▶ **What is required**
Whether an entry is long or short, retype it exactly.

▶ **Material supplied**
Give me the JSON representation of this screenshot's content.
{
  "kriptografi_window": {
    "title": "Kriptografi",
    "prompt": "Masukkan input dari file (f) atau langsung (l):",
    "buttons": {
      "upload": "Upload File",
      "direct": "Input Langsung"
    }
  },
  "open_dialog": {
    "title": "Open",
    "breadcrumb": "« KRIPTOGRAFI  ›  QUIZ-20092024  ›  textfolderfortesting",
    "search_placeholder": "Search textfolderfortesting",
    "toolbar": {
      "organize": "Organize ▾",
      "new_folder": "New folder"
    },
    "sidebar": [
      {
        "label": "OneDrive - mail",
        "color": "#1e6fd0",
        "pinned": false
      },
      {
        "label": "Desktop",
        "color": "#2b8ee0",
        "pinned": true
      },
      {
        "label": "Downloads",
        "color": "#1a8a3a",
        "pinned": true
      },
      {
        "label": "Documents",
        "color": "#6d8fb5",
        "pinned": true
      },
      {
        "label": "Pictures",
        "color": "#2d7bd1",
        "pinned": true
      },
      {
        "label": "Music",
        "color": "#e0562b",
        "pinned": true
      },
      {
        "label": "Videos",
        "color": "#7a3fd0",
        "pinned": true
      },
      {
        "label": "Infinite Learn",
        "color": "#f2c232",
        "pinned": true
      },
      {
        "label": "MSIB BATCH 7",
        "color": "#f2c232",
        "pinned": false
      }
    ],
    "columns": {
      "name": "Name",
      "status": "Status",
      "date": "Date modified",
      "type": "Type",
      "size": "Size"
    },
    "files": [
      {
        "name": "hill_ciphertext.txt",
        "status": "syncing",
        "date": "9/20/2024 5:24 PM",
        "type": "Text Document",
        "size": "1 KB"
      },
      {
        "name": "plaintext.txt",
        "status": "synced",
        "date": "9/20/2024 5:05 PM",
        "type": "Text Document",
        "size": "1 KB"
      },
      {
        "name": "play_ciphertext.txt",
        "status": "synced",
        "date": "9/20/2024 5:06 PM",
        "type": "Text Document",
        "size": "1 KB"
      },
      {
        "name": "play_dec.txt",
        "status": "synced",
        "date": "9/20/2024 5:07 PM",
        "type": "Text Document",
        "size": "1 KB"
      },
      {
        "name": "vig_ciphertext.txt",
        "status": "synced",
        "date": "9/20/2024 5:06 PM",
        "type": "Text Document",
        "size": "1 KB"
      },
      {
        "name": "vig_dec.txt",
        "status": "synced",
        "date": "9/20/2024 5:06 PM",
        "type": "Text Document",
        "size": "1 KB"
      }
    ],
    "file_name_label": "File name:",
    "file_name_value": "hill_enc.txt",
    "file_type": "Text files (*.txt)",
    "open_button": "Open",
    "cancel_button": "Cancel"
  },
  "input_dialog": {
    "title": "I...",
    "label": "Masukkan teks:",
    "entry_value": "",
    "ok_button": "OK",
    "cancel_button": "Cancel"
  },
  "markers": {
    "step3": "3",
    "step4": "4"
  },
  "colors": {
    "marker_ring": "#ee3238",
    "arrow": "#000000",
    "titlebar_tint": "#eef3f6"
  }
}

▶ **Answer to this exercise**
Give me the JSON representation of this screenshot's content.
{
  "kriptografi_window": {
    "title": "Kriptografi",
    "prompt": "Masukkan input dari file (f) atau langsung (l):",
    "buttons": {
      "upload": "Upload File",
      "direct": "Input Langsung"
    }
  },
  "open_dialog": {
    "title": "Open",
    "breadcrumb": "« KRIPTOGRAFI  ›  QUIZ-20092024  ›  textfolderfortesting",
    "search_placeholder": "Search textfolderfortesting",
    "toolbar": {
      "organize": "Organize ▾",
      "new_folder": "New folder"
    },
    "sidebar": [
      {
        "label": "OneDrive - mail",
        "color": "#1e6fd0",
        "pinned": false
      },
      {
        "label": "Desktop",
        "color": "#2b8ee0",
        "pinned": true
      },
      {
        "label": "Downloads",
        "color": "#1a8a3a",
        "pinned": true
      },
      {
        "label": "Documents",
        "color": "#6d8fb5",
        "pinned": true
      },
      {
        "label": "Pictures",
        "color": "#2d7bd1",
        "pinned": true
      },
      {
        "label": "Music",
        "color": "#e0562b",
        "pinned": true
      },
      {
        "label": "Videos",
        "color": "#7a3fd0",
        "pinned": true
      },
      {
        "label": "Infinite Learn",
        "color": "#f2c232",
        "pinned": true
      },
      {
        "label": "MSIB BATCH 7",
        "color": "#f2c232",
        "pinned": false
      }
    ],
    "columns": {
      "name": "Name",
      "status": "Status",
      "date": "Date modified",
      "type": "Type",
      "size": "Size"
    },
    "files": [
      {
        "name": "hill_ciphertext.txt",
        "status": "syncing",
        "date": "9/20/2024 5:24 PM",
        "type": "Text Document",
        "size": "1 KB"
      },
      {
        "name": "plaintext.txt",
        "status": "synced",
        "date": "9/20/2024 5:05 PM",
        "type": "Text Document",
        "size": "1 KB"
      },
      {
        "name": "play_ciphertext.txt",
        "status": "synced",
        "date": "9/20/2024 5:06 PM",
        "type": "Text Document",
        "size": "1 KB"
      },
      {
        "name": "play_dec.txt",
        "status": "synced",
        "date": "9/20/2024 5:07 PM",
        "type": "Text Document",
        "size": "1 KB"
      },
      {
        "name": "vig_ciphertext.txt",
        "status": "synced",
        "date": "9/20/2024 5:06 PM",
        "type": "Text Document",
        "size": "1 KB"
      },
      {
        "name": "vig_dec.txt",
        "status": "synced",
        "date": "9/20/2024 5:06 PM",
        "type": "Text Document",
        "size": "1 KB"
      }
    ],
    "file_name_label": "File name:",
    "file_name_value": "hill_enc.txt",
    "file_type": "Text files (*.txt)",
    "open_button": "Open",
    "cancel_button": "Cancel"
  },
  "input_dialog": {
    "title": "I...",
    "label": "Masukkan teks:",
    "entry_value": "",
    "ok_button": "OK",
    "cancel_button": "Cancel"
  },
  "markers": {
    "step3": "3",
    "step4": "4"
  },
  "colors": {
    "marker_ring": "#ee3238",
    "arrow": "#000000",
    "titlebar_tint": "#eef3f6"
  }
}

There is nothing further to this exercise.